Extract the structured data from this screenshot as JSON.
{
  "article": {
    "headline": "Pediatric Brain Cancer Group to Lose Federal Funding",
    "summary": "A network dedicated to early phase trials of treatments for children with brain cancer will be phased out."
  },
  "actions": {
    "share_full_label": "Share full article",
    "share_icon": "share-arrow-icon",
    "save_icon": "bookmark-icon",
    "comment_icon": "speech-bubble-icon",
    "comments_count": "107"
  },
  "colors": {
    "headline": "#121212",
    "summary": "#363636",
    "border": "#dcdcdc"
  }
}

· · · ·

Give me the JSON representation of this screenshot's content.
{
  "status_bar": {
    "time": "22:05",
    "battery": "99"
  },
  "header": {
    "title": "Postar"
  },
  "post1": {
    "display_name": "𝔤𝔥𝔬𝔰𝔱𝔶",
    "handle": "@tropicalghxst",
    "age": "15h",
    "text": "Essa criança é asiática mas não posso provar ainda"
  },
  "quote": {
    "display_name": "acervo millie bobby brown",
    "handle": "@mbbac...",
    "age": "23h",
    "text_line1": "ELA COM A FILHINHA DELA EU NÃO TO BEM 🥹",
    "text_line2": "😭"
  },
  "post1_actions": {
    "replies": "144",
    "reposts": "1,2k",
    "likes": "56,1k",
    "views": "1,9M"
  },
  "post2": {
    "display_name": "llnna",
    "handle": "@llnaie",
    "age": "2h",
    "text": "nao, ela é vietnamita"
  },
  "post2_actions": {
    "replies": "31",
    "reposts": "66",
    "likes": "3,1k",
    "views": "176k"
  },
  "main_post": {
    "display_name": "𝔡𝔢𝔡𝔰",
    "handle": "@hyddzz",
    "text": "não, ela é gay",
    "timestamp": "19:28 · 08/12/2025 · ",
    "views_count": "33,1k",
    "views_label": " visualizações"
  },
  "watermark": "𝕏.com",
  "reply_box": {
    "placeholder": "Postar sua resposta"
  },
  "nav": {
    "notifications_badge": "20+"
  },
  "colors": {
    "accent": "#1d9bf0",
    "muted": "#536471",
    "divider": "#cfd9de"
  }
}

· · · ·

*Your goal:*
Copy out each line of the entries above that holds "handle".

*Answer space:*
    "handle": "@tropicalghxst",
    "handle": "@mbbac...",
    "handle": "@llnaie",
    "handle": "@hyddzz",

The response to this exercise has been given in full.